Zika virus RNA NAT and serology assays can be performed on maternal serum or cerebrospinal fluid. Zika virus RNA NAT can also be performed on maternal whole blood, amniotic fluid, plasma, and urine. Other testing that can be performed includes the following: 1) histopathologic examination and immunohistochemical staining of the placenta and umbilical cord, and 2) Zika virus testing of frozen placental tissue and cord tissue. For a number of reasons, the use of cord blood to diagnose Zika virus infection is not recommended.
RNA NAT testing may not demonstrate Zika virus RNA in a woman with Zika virus infection if the period of viremia has passed. Serum serologic testing can be performed, however, cross-reactivity with related flaviviruses (e.g., dengue and yellow fever viruses) is common. Plaque-reduction neutralization testing (PRNT) can be performed to measure virus-specific neutralizing antibodies to Zika virus, but neutralizing antibodies may still yield cross-reactive results in persons who were previously infected with another flavivirus, such as dengue, or has been vaccinated against yellow fever or Japanese encephalitis. In addition, new data suggest that Zika virus infection, similar to some other flavivirus infections, may result in Zika antibodies staying in the body for months after infection, which may make it difficult to use these tests to determine whether women might have been infected before or after they became pregnant. This new information is particularly relevant for pregnant women without symptoms who had potential exposure to areas with Zika virus, particularly women that lived in or traveled to a place with a CDC Zika travel notice, before they became pregnant. It is important to work closely with your state or local health department to ensure the appropriate test is ordered and interpreted correctly.
Each clinical scenario is unique, and healthcare providers should consider all available information when ordering a test for Zika virus infection, including patient travel history or possible exposure through sexual contact, history of flavivirus infection, vaccination history, ultrasound findings, and the presence of symptoms. Providers should work with their state, local, and territorial health departments for assistance obtaining and interpreting test results.
All laboratory testing requests and results reports for pregnant women should clearly indicate pregnancy status. This will facilitate prioritization of testing, ascertainment of pregnancies affected by Zika, and consistent interpretation of laboratory results.
Healthcare providers should work closely with the state, local, or territorial health department to ensure that the appropriate test is ordered and interpreted correctly. In addition, CDC maintains a 24/7 Zika consultation service for health officials and healthcare providers caring for pregnant women.
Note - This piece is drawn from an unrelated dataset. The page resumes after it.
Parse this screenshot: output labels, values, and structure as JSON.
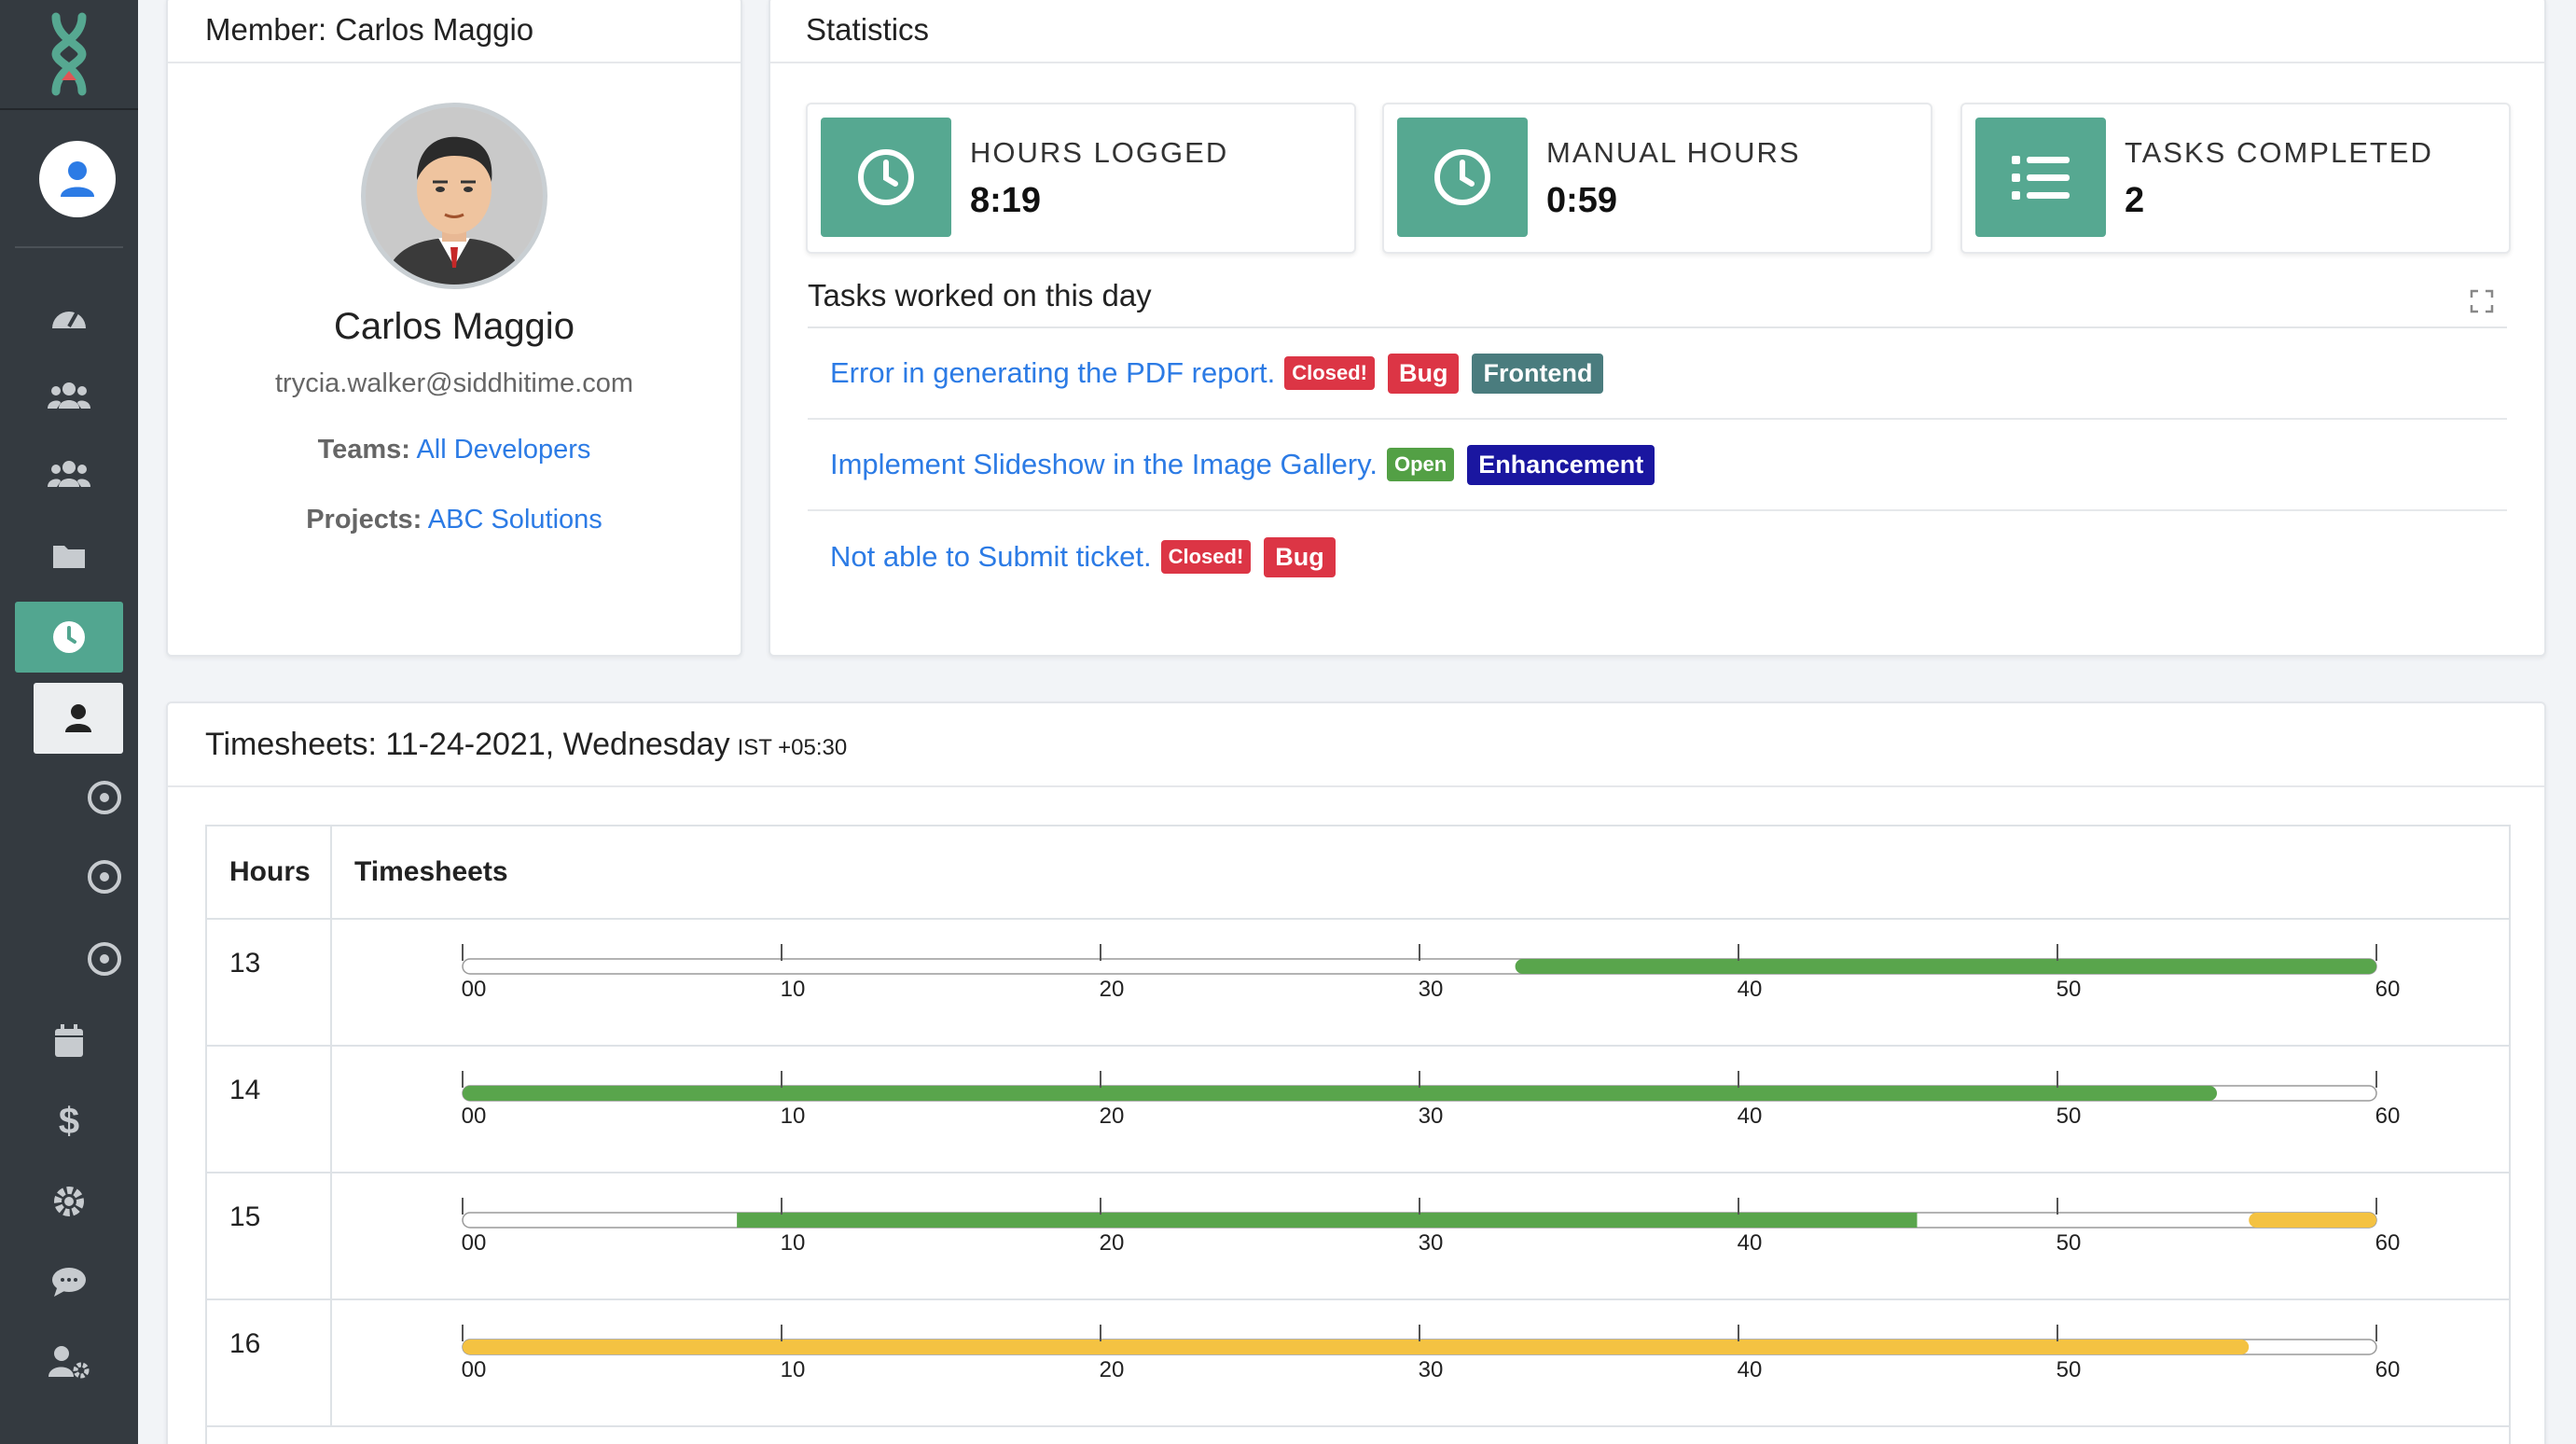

To contact the service, call 770-488-7100 and ask for the Zika Pregnancy Hotline or email ZIKAMCH@cdc.gov.
- HAN Advisory: Prolonged IgM Antibody Response in People Infected with Zika Virus: Implications for Interpreting Serologic Testing Results for Pregnant Women (May 5, 2017)
- HAN Advisory: CDC Guidance for Travel and Testing of Pregnant Women and Women of Reproductive Age for Zika Virus Infection Related to the Investigation for Local Mosquito-borne Zika Virus Transmission in Brownsville, Cameron County, Texas (December 14, 2016)
- HAN Advisory: CDC Updates Guidance for Pregnant Women and Women and Men of Reproductive Age for Zika Virus Infection Related to the Ongoing Investigation of Local Mosquito-borne Zika Virus Transmission in Miami-Dade County, Florida (October 19, 2016)
- HAN Advisory: CDC Guidance for Travel and Testing of Pregnant Women and Women of Reproductive Age for Zika Virus Infection Related to the Investigation for Local Mosquito-borne Zika Virus Transmission in Miami-Dade and Broward Counties, Florida (Aug. 1, 2016)
- Interim Guidance for Health Care Providers Caring for Pregnant Women with Possible Zika Virus Exposure – United States, July 2016
- Page last reviewed: May 8, 2017
- Page last updated: May 8, 2017
- Content source: